Patients with “brittle bone disease” may soon have a new drug option.
“Brittle bone disease,” a colloquial term for osteogenesis imperfecta, is a group of genetic diseases that affect the metabolism of bone matter, often causing bones to be more fragile than they should. People with the condition are more likely to suffer fractures, whether from minor injuries or no injuries at all.
The disease is caused by a mutation in one or more of the genes that regulate bone metabolism and bone density.

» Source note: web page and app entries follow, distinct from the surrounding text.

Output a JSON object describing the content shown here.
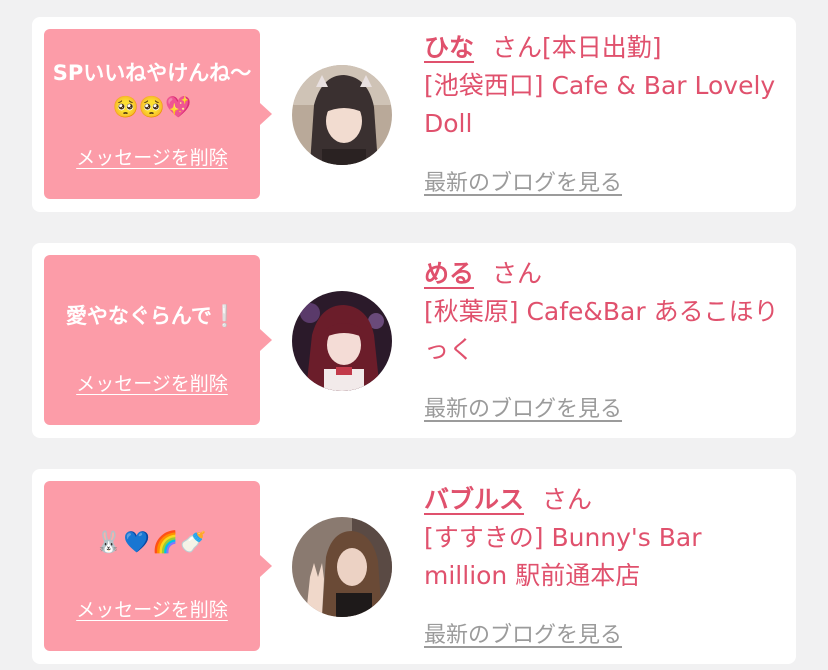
{
  "colors": {
    "background": "#f1f1f2",
    "card": "#ffffff",
    "bubble": "#fc9ca8",
    "accent": "#e0516d",
    "muted": "#9b9b9b"
  },
  "cards": [
    {
      "message": "SPいいねやけんね〜🥺🥺💖",
      "delete_label": "メッセージを削除",
      "name": "ひな",
      "honorific": "さん[本日出勤]",
      "shop": "[池袋西口] Cafe & Bar Lovely Doll",
      "blog_label": "最新のブログを見る"
    },
    {
      "message": "愛やなぐらんで❕",
      "delete_label": "メッセージを削除",
      "name": "める",
      "honorific": "さん",
      "shop": "[秋葉原] Cafe&Bar あるこほりっく",
      "blog_label": "最新のブログを見る"
    },
    {
      "message": "🐰💙🌈🍼",
      "delete_label": "メッセージを削除",
      "name": "バブルス",
      "honorific": "さん",
      "shop": "[すすきの] Bunny's Bar million 駅前通本店",
      "blog_label": "最新のブログを見る"
    }
  ]
}
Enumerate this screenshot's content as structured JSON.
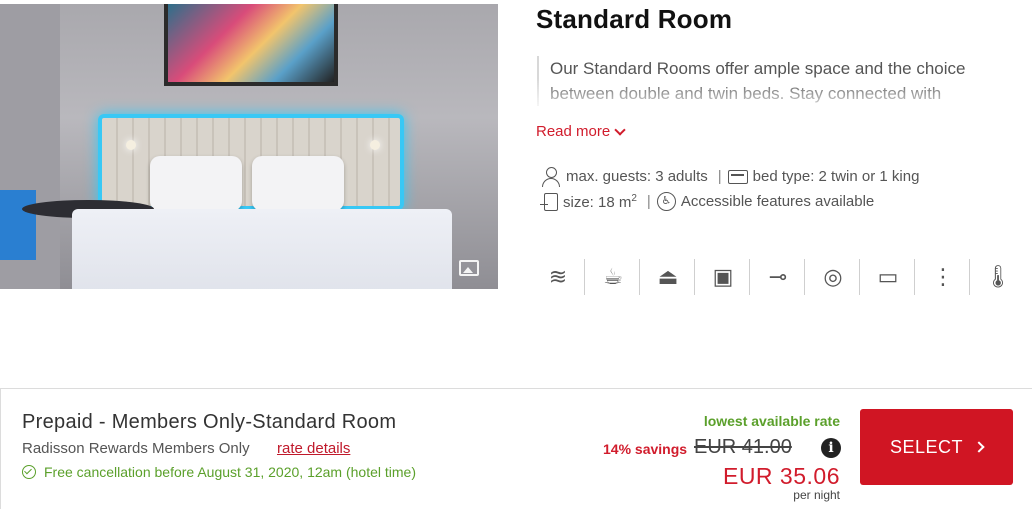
{
  "room": {
    "title": "Standard Room",
    "description": "Our Standard Rooms offer ample space and the choice between double and twin beds. Stay connected with",
    "read_more": "Read more",
    "guests": "max. guests: 3 adults",
    "bed_type": "bed type: 2 twin or 1 king",
    "size": "size: 18 m",
    "size_unit_sup": "2",
    "accessible": "Accessible features available",
    "amenities": [
      {
        "icon": "wifi-icon",
        "glyph": "≋"
      },
      {
        "icon": "kettle-icon",
        "glyph": "☕"
      },
      {
        "icon": "iron-icon",
        "glyph": "⏏"
      },
      {
        "icon": "safe-icon",
        "glyph": "▣"
      },
      {
        "icon": "hairdryer-icon",
        "glyph": "⊸"
      },
      {
        "icon": "mirror-icon",
        "glyph": "◎"
      },
      {
        "icon": "tv-icon",
        "glyph": "▭"
      },
      {
        "icon": "shower-icon",
        "glyph": "⋮"
      },
      {
        "icon": "thermometer-icon",
        "glyph": "🌡"
      }
    ]
  },
  "rate": {
    "name": "Prepaid - Members Only-Standard Room",
    "subtitle": "Radisson Rewards Members Only",
    "details_link": "rate details",
    "cancellation": "Free cancellation before August 31, 2020, 12am (hotel time)",
    "lowest_label": "lowest available rate",
    "savings": "14% savings",
    "old_price": "EUR 41.00",
    "info": "i",
    "price": "EUR 35.06",
    "per_night": "per night",
    "select_label": "SELECT"
  },
  "colors": {
    "brand_red": "#d01523",
    "savings_green": "#5ba02b",
    "price_red": "#d11c2c"
  }
}
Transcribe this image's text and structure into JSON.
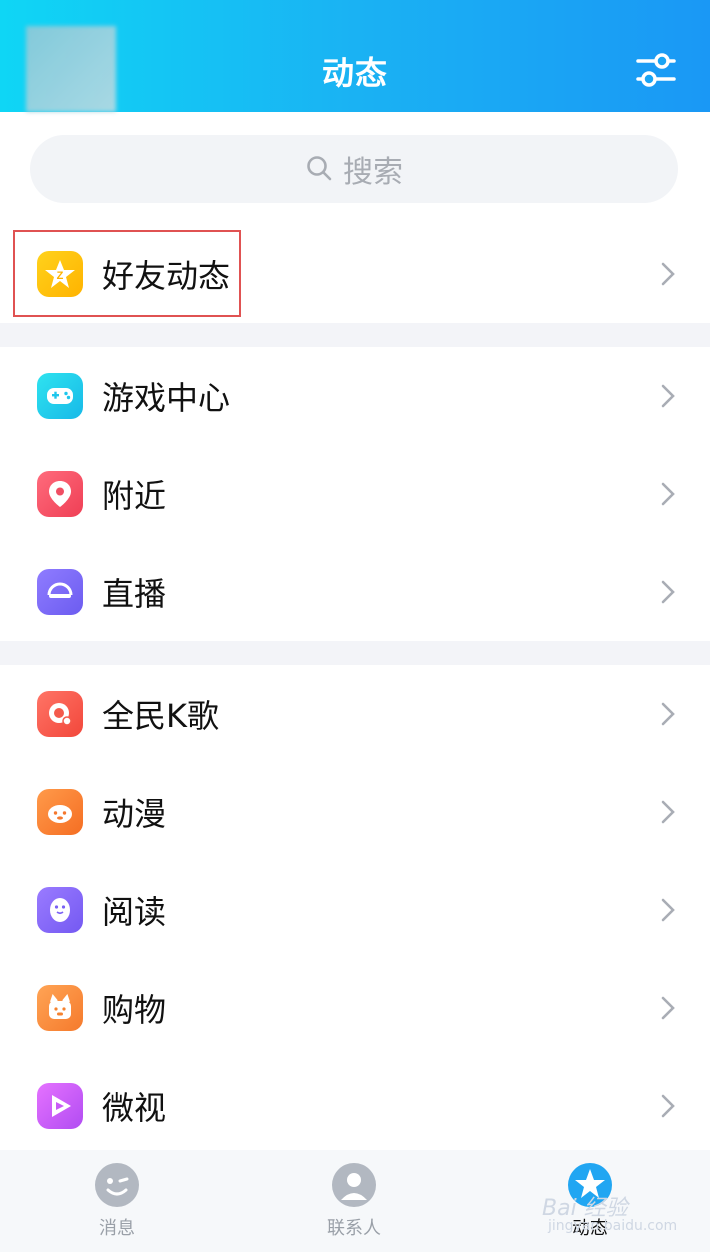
{
  "header": {
    "title": "动态"
  },
  "search": {
    "placeholder": "搜索"
  },
  "items": [
    {
      "label": "好友动态",
      "icon": "qzone-star-icon"
    },
    {
      "label": "游戏中心",
      "icon": "gamepad-icon"
    },
    {
      "label": "附近",
      "icon": "location-pin-icon"
    },
    {
      "label": "直播",
      "icon": "live-icon"
    },
    {
      "label": "全民K歌",
      "icon": "karaoke-icon"
    },
    {
      "label": "动漫",
      "icon": "anime-face-icon"
    },
    {
      "label": "阅读",
      "icon": "reading-penguin-icon"
    },
    {
      "label": "购物",
      "icon": "shopping-bag-icon"
    },
    {
      "label": "微视",
      "icon": "video-play-icon"
    }
  ],
  "tabs": [
    {
      "label": "消息"
    },
    {
      "label": "联系人"
    },
    {
      "label": "动态"
    }
  ],
  "watermark": {
    "line1": "Bai 经验",
    "line2": "jingyan.baidu.com"
  },
  "colors": {
    "header_start": "#0fd6f5",
    "header_end": "#1a98f5",
    "highlight": "#e05252"
  }
}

Anyone can develop the disease, but those with a family history are more at risk. It’s considered a rare disease, and it is estimated that one out of every 16 to 20,000 infants will have it at birth, with a similar rarity for people who develop it later in life.